rum pum pum pum, rum pum pum pum,

So I'll play for the Gods, pa rum pum pum pum, on my drum

Offering music to them, pa rum pum pum pum
Playing from my heart, pa rum pum pum pum
Giving what I can to them, pa rum pum pum pum
The best I have I offer, pa rum pum pum pum
rum pum pum pum, rum pum pum pum

I've done my best for the Gods, pa rum pum pum pum
Me and my drum

This last one was inspired by my oldest daughter, who last year mis-heard the lyrics to "Come All Ye Faithful" and was singing instead "Oh come we'll honor Odin" in the car. I've taken her idea and expanded it to the full song.

Come All The Faithful

Oh, come, all the faithful,
Joyful greet the Solstice!
Oh, come now, oh, come now
to honor the Gods;
Come and offer to them
Who bless our lives each day,
Oh, come, let's honor the Gods,
Oh, come, let's honor the Gods,
Oh, come, let's honor the Gods,
Together we sing
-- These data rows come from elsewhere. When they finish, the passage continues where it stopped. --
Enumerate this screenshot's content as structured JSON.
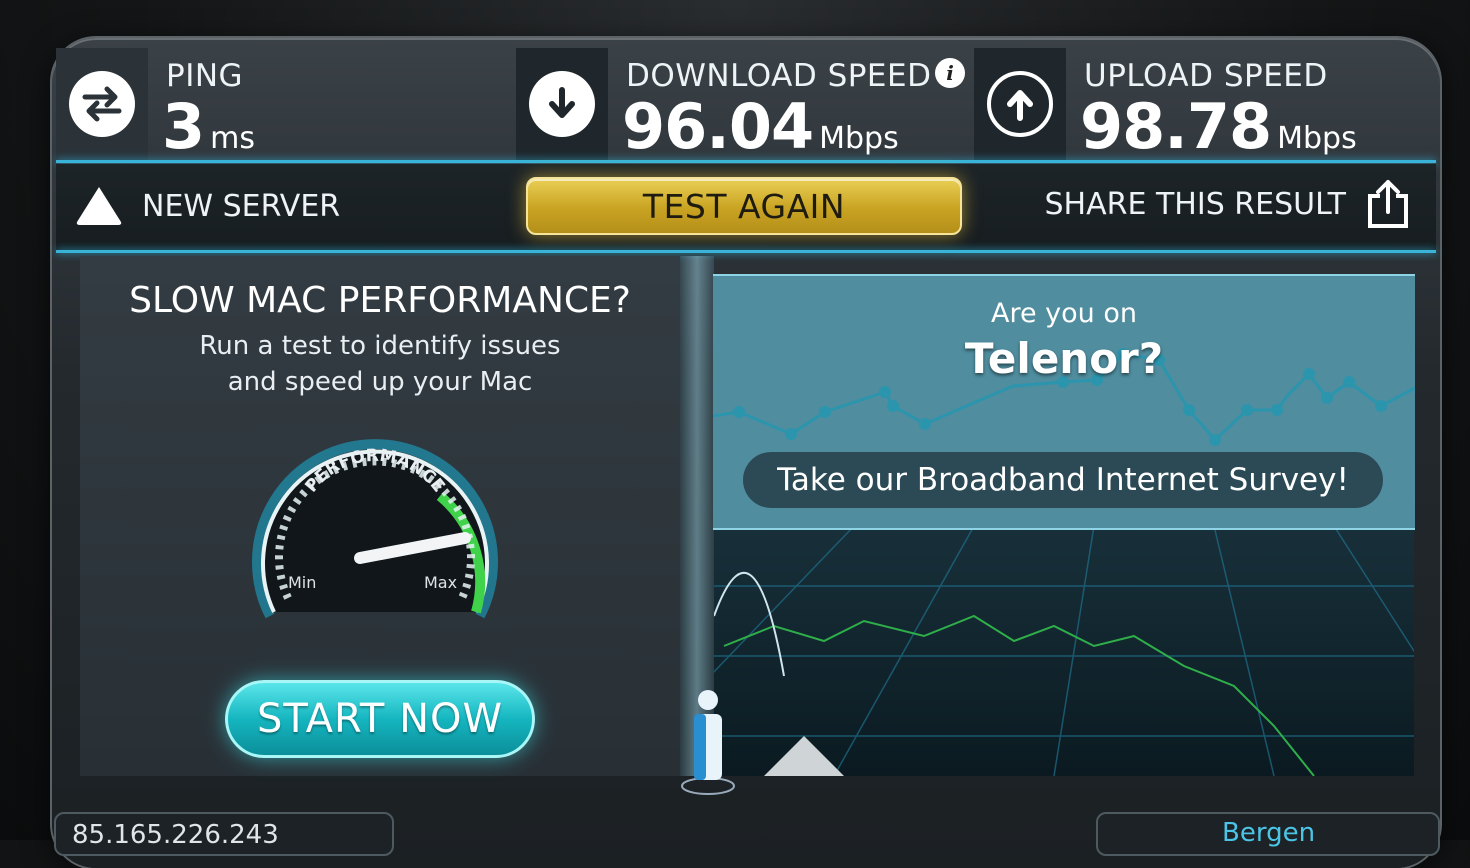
{
  "ping": {
    "label": "PING",
    "value": "3",
    "unit": "ms"
  },
  "download": {
    "label": "DOWNLOAD SPEED",
    "value": "96.04",
    "unit": "Mbps",
    "info_glyph": "i"
  },
  "upload": {
    "label": "UPLOAD SPEED",
    "value": "98.78",
    "unit": "Mbps"
  },
  "actions": {
    "new_server": "NEW SERVER",
    "test_again": "TEST AGAIN",
    "share": "SHARE THIS RESULT"
  },
  "ad": {
    "title": "SLOW MAC PERFORMANCE?",
    "subtitle_line1": "Run a test to identify issues",
    "subtitle_line2": "and speed up your Mac",
    "gauge_label": "PERFORMANCE",
    "gauge_min": "Min",
    "gauge_max": "Max",
    "cta": "START NOW"
  },
  "survey": {
    "question": "Are you on",
    "isp": "Telenor?",
    "cta": "Take our Broadband Internet Survey!"
  },
  "footer": {
    "ip": "85.165.226.243",
    "server": "Bergen"
  },
  "colors": {
    "accent_cyan": "#39b4d8",
    "test_again_gold": "#d4b030",
    "start_now_teal": "#15b6c0",
    "gauge_green": "#3fd24a",
    "survey_bg": "#4f8d9f"
  },
  "icons": {
    "ping": "two-way-arrows-icon",
    "download": "down-arrow-circle-icon",
    "upload": "up-arrow-circle-icon",
    "new_server": "triangle-icon",
    "share": "share-icon",
    "info": "info-icon"
  }
}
Allfather and Oski,
Wisdom and inspiration,
Great gift-giving God,
Wandering the world;
Friend of skalds and kings,
Grant us guidance each day!
Oh, come, let's honor Odin,
Oh, come, let's honor Odin,
Oh, come, let's honor Odin,
Kind Yulefather.
God of peace and plenty,
Gullinbursti's master
Sing we all together to him!
May Gerd's husband
Grant abundance to us:
Oh, come, let's honor Frey,
Oh, come, let's honor Frey,
Oh, come, let's honor Frey,
The Frithful Lord.

Thunderer, we greet you,
Midgard's defender;
Mjolnir's mighty weilder!
Shield us from harm,
Grant us strength each day!
Oh, come, let's honor Thor,
Oh, come, let's honor Thor,
Oh, come, let's honor Thor,
Wise and brave!